__Exercise directions__: Report every line of the data where the string "label" appears.

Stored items
[Start of Attachment]

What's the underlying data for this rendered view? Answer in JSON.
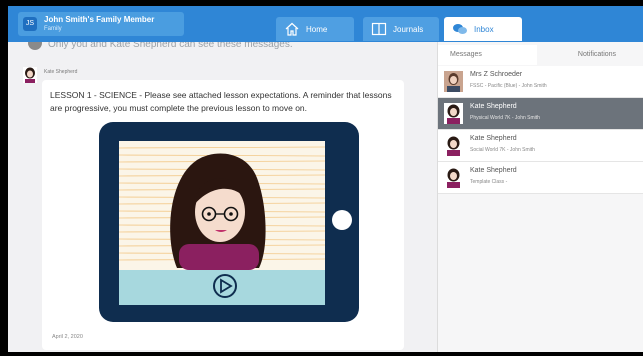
{
  "account": {
    "initials": "JS",
    "name": "John Smith's Family Member",
    "subtitle": "Family"
  },
  "tabs": {
    "home": "Home",
    "journals": "Journals",
    "inbox": "Inbox"
  },
  "thread": {
    "privacy_notice": "Only you and Kate Shepherd can see these messages.",
    "sender": "Kate Shepherd",
    "message": "LESSON 1 - SCIENCE - Please see attached lesson expectations. A reminder that lessons are progressive, you must complete the previous lesson to move on.",
    "date": "April 2, 2020"
  },
  "inbox": {
    "tabs": {
      "messages": "Messages",
      "notifications": "Notifications"
    },
    "conversations": [
      {
        "name": "Mrs Z Schroeder",
        "detail": "FSSC - Pacific (Blue) - John Smith",
        "active": false
      },
      {
        "name": "Kate Shepherd",
        "detail": "Physical World 7K - John Smith",
        "active": true
      },
      {
        "name": "Kate Shepherd",
        "detail": "Social World 7K - John Smith",
        "active": false
      },
      {
        "name": "Kate Shepherd",
        "detail": "Template Class -",
        "active": false
      }
    ]
  },
  "colors": {
    "brand_blue": "#2f86d6",
    "tablet_navy": "#0f2d4f",
    "active_row": "#6c737b"
  }
}
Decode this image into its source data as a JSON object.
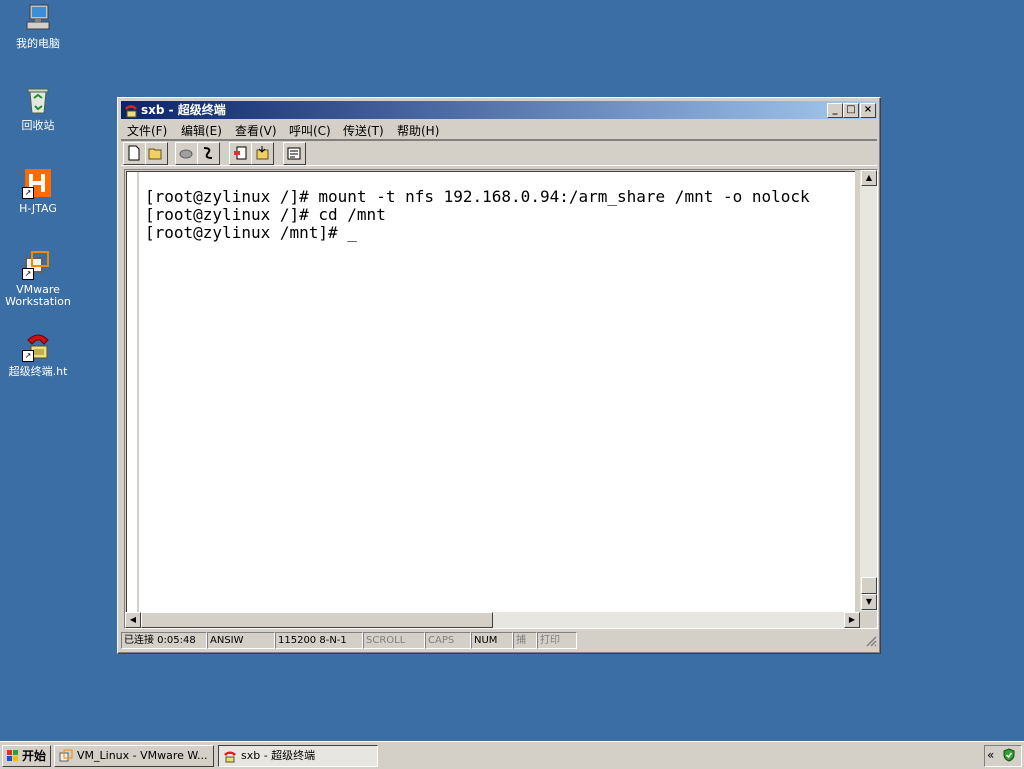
{
  "desktop": {
    "icons": [
      {
        "label": "我的电脑",
        "icon": "my-computer-icon"
      },
      {
        "label": "回收站",
        "icon": "recycle-bin-icon"
      },
      {
        "label": "H-JTAG",
        "icon": "h-jtag-icon"
      },
      {
        "label": "VMware\nWorkstation",
        "icon": "vmware-icon"
      },
      {
        "label": "超级终端.ht",
        "icon": "hyperterminal-phone-icon"
      }
    ]
  },
  "window": {
    "title": "sxb - 超级终端",
    "controls": {
      "minimize": "_",
      "maximize": "□",
      "close": "×"
    },
    "menu": [
      "文件(F)",
      "编辑(E)",
      "查看(V)",
      "呼叫(C)",
      "传送(T)",
      "帮助(H)"
    ],
    "toolbar": [
      {
        "icon": "new-file-icon"
      },
      {
        "icon": "open-folder-icon"
      },
      {
        "icon": "call-icon"
      },
      {
        "icon": "disconnect-icon"
      },
      {
        "icon": "send-icon"
      },
      {
        "icon": "receive-icon"
      },
      {
        "icon": "properties-icon"
      }
    ],
    "terminal": {
      "lines": "[root@zylinux /]# mount -t nfs 192.168.0.94:/arm_share /mnt -o nolock\n[root@zylinux /]# cd /mnt\n[root@zylinux /mnt]# _"
    },
    "status": {
      "connected": "已连接 0:05:48",
      "emulation": "ANSIW",
      "port_settings": "115200 8-N-1",
      "scroll": "SCROLL",
      "caps": "CAPS",
      "num": "NUM",
      "capture": "捕",
      "print": "打印"
    }
  },
  "taskbar": {
    "start": "开始",
    "tasks": [
      {
        "label": "VM_Linux - VMware W...",
        "active": false
      },
      {
        "label": "sxb - 超级终端",
        "active": true
      }
    ],
    "tray": {
      "expand": "«"
    }
  },
  "colors": {
    "desktop": "#3a6ea5",
    "title_start": "#0a246a",
    "title_end": "#a6caf0",
    "face": "#d4d0c8"
  }
}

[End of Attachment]

__Answer for this exercise__:
        "label": "我的电脑",
        "label": "回收站",
        "label": "H-JTAG",
        "label": "VMware\nWorkstation",
        "label": "超级终端.ht",
        "label": "VM_Linux - VMware W...",
        "label": "sxb - 超级终端",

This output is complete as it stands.